INFORMATION >>
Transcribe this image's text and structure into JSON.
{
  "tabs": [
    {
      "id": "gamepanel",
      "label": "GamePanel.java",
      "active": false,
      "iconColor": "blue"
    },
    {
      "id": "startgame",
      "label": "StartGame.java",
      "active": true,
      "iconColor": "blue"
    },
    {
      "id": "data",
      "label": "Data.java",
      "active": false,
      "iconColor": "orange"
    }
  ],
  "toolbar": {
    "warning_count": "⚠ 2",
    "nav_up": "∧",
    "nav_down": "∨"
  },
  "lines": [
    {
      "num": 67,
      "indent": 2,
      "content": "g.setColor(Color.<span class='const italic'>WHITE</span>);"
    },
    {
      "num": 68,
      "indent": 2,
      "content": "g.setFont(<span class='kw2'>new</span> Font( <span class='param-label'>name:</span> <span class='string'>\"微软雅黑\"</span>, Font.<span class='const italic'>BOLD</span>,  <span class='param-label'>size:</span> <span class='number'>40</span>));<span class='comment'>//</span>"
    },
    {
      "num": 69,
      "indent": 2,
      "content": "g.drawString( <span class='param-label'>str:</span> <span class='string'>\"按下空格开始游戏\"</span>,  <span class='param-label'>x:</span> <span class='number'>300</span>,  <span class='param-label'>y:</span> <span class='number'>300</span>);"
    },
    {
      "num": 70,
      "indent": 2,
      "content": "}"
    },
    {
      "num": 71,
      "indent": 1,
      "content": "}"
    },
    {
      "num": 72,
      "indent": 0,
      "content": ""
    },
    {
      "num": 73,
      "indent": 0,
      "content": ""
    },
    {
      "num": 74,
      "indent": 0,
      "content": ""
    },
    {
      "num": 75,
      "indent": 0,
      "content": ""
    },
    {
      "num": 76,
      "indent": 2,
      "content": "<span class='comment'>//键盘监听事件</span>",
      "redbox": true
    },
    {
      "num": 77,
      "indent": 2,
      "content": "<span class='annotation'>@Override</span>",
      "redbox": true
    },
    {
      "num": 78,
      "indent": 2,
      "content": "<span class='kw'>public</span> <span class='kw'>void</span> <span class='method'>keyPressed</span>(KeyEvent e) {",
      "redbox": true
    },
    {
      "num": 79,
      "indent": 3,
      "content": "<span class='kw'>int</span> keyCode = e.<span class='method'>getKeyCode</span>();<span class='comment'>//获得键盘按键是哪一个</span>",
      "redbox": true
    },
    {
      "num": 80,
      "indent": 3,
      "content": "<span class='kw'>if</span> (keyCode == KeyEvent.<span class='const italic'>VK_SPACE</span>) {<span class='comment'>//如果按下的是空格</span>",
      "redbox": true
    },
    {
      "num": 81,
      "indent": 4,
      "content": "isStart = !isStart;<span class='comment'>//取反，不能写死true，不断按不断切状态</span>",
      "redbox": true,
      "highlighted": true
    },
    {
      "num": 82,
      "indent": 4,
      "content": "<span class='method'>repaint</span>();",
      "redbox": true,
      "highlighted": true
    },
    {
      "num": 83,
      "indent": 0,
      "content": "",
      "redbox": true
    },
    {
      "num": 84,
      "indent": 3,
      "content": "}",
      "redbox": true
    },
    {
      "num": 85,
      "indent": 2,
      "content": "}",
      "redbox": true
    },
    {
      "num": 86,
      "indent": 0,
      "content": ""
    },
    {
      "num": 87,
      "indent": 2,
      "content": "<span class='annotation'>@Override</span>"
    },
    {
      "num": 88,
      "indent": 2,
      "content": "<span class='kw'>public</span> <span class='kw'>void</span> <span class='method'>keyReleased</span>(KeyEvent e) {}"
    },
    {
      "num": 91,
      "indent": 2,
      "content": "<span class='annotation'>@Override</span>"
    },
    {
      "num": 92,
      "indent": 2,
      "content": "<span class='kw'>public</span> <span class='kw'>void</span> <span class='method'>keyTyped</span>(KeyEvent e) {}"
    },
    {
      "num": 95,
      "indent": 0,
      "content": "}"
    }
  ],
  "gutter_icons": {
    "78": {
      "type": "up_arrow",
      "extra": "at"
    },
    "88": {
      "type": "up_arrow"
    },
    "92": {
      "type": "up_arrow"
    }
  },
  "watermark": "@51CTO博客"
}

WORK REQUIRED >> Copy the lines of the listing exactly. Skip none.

EXERCISE RESPONSE >>
Transcribe this image's text and structure into JSON.
{
  "tabs": [
    {
      "id": "gamepanel",
      "label": "GamePanel.java",
      "active": false,
      "iconColor": "blue"
    },
    {
      "id": "startgame",
      "label": "StartGame.java",
      "active": true,
      "iconColor": "blue"
    },
    {
      "id": "data",
      "label": "Data.java",
      "active": false,
      "iconColor": "orange"
    }
  ],
  "toolbar": {
    "warning_count": "⚠ 2",
    "nav_up": "∧",
    "nav_down": "∨"
  },
  "lines": [
    {
      "num": 67,
      "indent": 2,
      "content": "g.setColor(Color.<span class='const italic'>WHITE</span>);"
    },
    {
      "num": 68,
      "indent": 2,
      "content": "g.setFont(<span class='kw2'>new</span> Font( <span class='param-label'>name:</span> <span class='string'>\"微软雅黑\"</span>, Font.<span class='const italic'>BOLD</span>,  <span class='param-label'>size:</span> <span class='number'>40</span>));<span class='comment'>//</span>"
    },
    {
      "num": 69,
      "indent": 2,
      "content": "g.drawString( <span class='param-label'>str:</span> <span class='string'>\"按下空格开始游戏\"</span>,  <span class='param-label'>x:</span> <span class='number'>300</span>,  <span class='param-label'>y:</span> <span class='number'>300</span>);"
    },
    {
      "num": 70,
      "indent": 2,
      "content": "}"
    },
    {
      "num": 71,
      "indent": 1,
      "content": "}"
    },
    {
      "num": 72,
      "indent": 0,
      "content": ""
    },
    {
      "num": 73,
      "indent": 0,
      "content": ""
    },
    {
      "num": 74,
      "indent": 0,
      "content": ""
    },
    {
      "num": 75,
      "indent": 0,
      "content": ""
    },
    {
      "num": 76,
      "indent": 2,
      "content": "<span class='comment'>//键盘监听事件</span>",
      "redbox": true
    },
    {
      "num": 77,
      "indent": 2,
      "content": "<span class='annotation'>@Override</span>",
      "redbox": true
    },
    {
      "num": 78,
      "indent": 2,
      "content": "<span class='kw'>public</span> <span class='kw'>void</span> <span class='method'>keyPressed</span>(KeyEvent e) {",
      "redbox": true
    },
    {
      "num": 79,
      "indent": 3,
      "content": "<span class='kw'>int</span> keyCode = e.<span class='method'>getKeyCode</span>();<span class='comment'>//获得键盘按键是哪一个</span>",
      "redbox": true
    },
    {
      "num": 80,
      "indent": 3,
      "content": "<span class='kw'>if</span> (keyCode == KeyEvent.<span class='const italic'>VK_SPACE</span>) {<span class='comment'>//如果按下的是空格</span>",
      "redbox": true
    },
    {
      "num": 81,
      "indent": 4,
      "content": "isStart = !isStart;<span class='comment'>//取反，不能写死true，不断按不断切状态</span>",
      "redbox": true,
      "highlighted": true
    },
    {
      "num": 82,
      "indent": 4,
      "content": "<span class='method'>repaint</span>();",
      "redbox": true,
      "highlighted": true
    },
    {
      "num": 83,
      "indent": 0,
      "content": "",
      "redbox": true
    },
    {
      "num": 84,
      "indent": 3,
      "content": "}",
      "redbox": true
    },
    {
      "num": 85,
      "indent": 2,
      "content": "}",
      "redbox": true
    },
    {
      "num": 86,
      "indent": 0,
      "content": ""
    },
    {
      "num": 87,
      "indent": 2,
      "content": "<span class='annotation'>@Override</span>"
    },
    {
      "num": 88,
      "indent": 2,
      "content": "<span class='kw'>public</span> <span class='kw'>void</span> <span class='method'>keyReleased</span>(KeyEvent e) {}"
    },
    {
      "num": 91,
      "indent": 2,
      "content": "<span class='annotation'>@Override</span>"
    },
    {
      "num": 92,
      "indent": 2,
      "content": "<span class='kw'>public</span> <span class='kw'>void</span> <span class='method'>keyTyped</span>(KeyEvent e) {}"
    },
    {
      "num": 95,
      "indent": 0,
      "content": "}"
    }
  ],
  "gutter_icons": {
    "78": {
      "type": "up_arrow",
      "extra": "at"
    },
    "88": {
      "type": "up_arrow"
    },
    "92": {
      "type": "up_arrow"
    }
  },
  "watermark": "@51CTO博客"
}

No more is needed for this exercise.